In addition to the fingerprint sensor, the iPhone 5S also has a custom-built A7 processor. It’s a 64-bit unit, which has raised a lot of eyebrows because current users of the iPhone won’t see a whole lot of benefit from moving to the new architecture just yet. But, if you think of it in terms of products outside the iPhone family it begins to make more sense.
In addition, Apple has stopped referring to the graphics processor in the iPhone 5S by its PowerVR designation. PowerVR is the company that has built the graphics component of Apple’s SoC since the first iPhone. But this year, Apple’s documentation refers not to the PowerVR name but to an ‘Apple A7 GPU’.
Obviously, alarm bells should be going off right away, as Apple’s chip efforts have been under the watch of Bob ‘special projects’ Mansfield.
From what we understand, this ‘A7 GPU’ is not a custom Apple-built part — but owning the name is very much in preparation for a move that way in the future. We’ll likely hear more about the GPU once the iPhone reviews start rolling in but a PowerVR Series6-based unit is one possibility.
Indeed, it makes a ton of sense for Apple to move all of its chip design in-house in order to get the best performance out of the radios, processors and other silicon.
The iPad, which is very gaming-friendly already, would benefit from increased memory and a 64-bit chip quite readily. But the real benefits will likely come when Apple begins using these 64-bit processors in products like the Apple TV.
If you think of the Apple TV as a game console in waiting, a custom GPU, 64-bit processor and a bunch of memory starts to make a lot of sense. For now, that’s not happening. But the iPhone 5S is setting the stage for devices to come. Apple is thinking forward with the A7, rather than just producing something that’s good enough for this generation, which is great to see.

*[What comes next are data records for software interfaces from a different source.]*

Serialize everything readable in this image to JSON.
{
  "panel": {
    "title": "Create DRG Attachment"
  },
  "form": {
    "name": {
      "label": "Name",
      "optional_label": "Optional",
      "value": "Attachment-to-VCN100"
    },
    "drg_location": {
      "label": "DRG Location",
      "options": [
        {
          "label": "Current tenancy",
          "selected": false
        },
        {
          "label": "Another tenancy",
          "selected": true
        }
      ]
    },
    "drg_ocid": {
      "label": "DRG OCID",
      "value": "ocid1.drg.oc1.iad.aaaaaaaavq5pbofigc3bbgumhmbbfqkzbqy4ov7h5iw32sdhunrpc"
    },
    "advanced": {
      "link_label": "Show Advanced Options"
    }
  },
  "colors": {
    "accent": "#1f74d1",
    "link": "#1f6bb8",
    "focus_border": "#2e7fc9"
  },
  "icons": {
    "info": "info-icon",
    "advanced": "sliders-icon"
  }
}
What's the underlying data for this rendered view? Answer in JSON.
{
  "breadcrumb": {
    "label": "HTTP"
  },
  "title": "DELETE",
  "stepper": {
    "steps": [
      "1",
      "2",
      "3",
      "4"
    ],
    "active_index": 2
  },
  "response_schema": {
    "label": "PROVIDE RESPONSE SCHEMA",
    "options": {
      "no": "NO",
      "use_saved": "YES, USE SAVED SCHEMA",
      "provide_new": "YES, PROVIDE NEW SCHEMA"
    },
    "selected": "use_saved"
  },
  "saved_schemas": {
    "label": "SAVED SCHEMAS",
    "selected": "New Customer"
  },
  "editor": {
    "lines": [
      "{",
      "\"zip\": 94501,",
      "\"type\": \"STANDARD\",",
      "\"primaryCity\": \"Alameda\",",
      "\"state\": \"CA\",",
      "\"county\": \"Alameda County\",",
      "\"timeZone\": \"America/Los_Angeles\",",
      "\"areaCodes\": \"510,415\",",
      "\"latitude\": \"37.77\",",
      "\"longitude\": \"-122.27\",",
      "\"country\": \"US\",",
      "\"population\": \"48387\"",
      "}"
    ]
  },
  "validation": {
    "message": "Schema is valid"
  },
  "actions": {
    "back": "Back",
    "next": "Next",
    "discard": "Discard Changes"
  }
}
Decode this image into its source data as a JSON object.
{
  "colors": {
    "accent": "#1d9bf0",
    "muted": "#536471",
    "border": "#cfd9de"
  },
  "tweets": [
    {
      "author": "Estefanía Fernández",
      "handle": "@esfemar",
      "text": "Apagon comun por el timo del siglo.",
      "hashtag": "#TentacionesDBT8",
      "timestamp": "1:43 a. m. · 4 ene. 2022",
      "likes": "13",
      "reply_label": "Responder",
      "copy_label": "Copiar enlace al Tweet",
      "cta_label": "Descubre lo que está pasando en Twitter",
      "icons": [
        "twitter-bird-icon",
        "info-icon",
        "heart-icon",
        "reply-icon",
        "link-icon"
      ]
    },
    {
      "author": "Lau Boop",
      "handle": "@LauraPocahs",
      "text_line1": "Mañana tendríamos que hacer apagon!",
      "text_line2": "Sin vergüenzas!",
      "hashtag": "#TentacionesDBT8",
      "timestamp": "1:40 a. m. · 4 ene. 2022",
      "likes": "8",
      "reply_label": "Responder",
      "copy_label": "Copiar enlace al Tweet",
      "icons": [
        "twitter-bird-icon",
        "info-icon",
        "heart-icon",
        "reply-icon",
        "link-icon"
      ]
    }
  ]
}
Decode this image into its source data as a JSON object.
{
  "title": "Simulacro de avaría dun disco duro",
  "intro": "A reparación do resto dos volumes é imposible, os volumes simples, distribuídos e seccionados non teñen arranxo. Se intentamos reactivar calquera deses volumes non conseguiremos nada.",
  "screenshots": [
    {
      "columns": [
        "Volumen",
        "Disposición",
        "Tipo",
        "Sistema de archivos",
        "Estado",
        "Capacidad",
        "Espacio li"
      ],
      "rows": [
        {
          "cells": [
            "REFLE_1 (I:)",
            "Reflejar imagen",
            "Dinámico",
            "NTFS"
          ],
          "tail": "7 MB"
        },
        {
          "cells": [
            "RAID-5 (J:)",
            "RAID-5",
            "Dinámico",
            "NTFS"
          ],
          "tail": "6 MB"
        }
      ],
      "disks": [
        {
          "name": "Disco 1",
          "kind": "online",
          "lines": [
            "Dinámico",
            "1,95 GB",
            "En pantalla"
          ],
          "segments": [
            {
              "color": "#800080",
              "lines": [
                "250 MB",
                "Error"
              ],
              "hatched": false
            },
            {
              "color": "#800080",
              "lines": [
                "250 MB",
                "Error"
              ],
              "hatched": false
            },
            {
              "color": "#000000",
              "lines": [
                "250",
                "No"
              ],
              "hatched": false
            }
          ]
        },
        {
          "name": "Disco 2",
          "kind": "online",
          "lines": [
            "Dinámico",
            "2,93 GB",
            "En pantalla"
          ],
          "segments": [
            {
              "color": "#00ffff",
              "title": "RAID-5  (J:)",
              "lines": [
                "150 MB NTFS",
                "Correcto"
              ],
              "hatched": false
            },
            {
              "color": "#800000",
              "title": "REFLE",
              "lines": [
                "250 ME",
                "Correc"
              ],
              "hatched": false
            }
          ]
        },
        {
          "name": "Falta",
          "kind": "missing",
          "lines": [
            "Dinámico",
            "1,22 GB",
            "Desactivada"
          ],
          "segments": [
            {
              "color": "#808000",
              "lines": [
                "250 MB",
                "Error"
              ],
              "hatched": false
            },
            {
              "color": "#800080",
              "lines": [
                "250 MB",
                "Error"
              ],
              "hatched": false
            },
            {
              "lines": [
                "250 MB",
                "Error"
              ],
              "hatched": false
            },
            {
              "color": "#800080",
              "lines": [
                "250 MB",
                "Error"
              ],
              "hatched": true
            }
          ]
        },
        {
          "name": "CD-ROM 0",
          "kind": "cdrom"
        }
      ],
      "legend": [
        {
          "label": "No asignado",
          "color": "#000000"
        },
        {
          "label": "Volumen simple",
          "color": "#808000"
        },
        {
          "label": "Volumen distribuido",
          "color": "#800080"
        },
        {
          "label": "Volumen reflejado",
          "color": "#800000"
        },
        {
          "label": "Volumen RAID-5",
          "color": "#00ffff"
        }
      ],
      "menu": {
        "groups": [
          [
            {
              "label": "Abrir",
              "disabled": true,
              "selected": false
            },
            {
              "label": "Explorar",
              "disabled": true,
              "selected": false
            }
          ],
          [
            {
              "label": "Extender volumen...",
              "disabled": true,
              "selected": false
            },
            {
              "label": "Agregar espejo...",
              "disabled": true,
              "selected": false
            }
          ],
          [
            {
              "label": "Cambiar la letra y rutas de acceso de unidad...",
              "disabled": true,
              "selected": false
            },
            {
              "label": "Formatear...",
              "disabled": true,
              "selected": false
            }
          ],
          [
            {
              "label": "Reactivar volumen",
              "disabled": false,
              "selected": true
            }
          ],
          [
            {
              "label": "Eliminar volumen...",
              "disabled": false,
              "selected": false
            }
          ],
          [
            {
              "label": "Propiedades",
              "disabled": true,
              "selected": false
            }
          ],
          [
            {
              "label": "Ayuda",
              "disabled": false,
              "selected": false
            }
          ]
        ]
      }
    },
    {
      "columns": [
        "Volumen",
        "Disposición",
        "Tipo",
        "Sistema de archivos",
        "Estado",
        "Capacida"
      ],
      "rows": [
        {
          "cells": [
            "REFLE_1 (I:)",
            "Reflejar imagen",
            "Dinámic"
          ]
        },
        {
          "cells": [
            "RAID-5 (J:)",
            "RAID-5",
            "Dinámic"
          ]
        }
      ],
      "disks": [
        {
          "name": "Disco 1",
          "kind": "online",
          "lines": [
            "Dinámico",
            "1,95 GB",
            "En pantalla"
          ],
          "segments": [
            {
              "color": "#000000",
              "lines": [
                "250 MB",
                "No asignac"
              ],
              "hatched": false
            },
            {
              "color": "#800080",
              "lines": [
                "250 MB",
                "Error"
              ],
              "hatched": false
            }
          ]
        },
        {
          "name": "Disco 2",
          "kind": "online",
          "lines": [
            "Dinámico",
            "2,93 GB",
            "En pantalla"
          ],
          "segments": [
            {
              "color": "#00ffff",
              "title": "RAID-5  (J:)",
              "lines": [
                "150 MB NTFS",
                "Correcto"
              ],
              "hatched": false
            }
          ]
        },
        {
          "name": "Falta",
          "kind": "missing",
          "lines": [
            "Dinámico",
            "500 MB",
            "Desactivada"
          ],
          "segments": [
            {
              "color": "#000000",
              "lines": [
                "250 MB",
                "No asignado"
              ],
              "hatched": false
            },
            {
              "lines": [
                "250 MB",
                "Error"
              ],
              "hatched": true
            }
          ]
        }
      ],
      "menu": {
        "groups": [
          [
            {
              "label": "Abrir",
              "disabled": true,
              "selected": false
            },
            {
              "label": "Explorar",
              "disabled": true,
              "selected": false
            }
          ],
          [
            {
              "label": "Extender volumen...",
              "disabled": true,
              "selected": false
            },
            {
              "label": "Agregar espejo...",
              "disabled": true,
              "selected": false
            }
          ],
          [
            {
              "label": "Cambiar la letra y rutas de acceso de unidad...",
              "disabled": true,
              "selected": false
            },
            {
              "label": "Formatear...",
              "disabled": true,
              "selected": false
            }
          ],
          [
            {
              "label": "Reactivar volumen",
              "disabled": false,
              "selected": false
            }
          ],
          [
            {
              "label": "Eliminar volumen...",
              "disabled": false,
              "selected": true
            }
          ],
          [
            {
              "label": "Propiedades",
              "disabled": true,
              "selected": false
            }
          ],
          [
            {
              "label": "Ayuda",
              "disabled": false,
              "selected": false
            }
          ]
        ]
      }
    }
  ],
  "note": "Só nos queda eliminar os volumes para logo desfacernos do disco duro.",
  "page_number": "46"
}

And lastly we have the M7 — a dedicated motion processing chip. Essentially a bundle of sensors that can be operated independently of the iPhone’s main processor in order to save power. If you don’t immediately think of this chip as an ideal brain for a wearable device then you haven’t been paying attention.
The M7 and the new A7 processor both feel like Mansfield’s purview. And Mansfield and ex-Adobe CTO Kevin Lynch are rumored to be working on something at Apple — something that may have required the hiring of Nike+ guy Jay Blahnik. And what did Apple happen to demonstrate to show off the M7? A Nike+ Move app, an activity monitor that essentially turns your iPhone 5S into a Fuelband.
Indeed, the iPhone 5S is already a wearable computer — or at least a testbed for one. The technology that could power your Apple wrist computer is shipping this month.
I don’t think that this cascading structure for iPhone technology is coincidental or short-lived. This is the new pattern for iPhone releases going forward. Apple will pioneer new technology in the flagship model, pushing various areas of its chip and fabrication business forward. It will then utilize the established supply and manufacturing resources for that product to craft less expensive and higher-margin models that can be marketed younger.
It’s already commoditized this technology for other makers for years, why not for itself?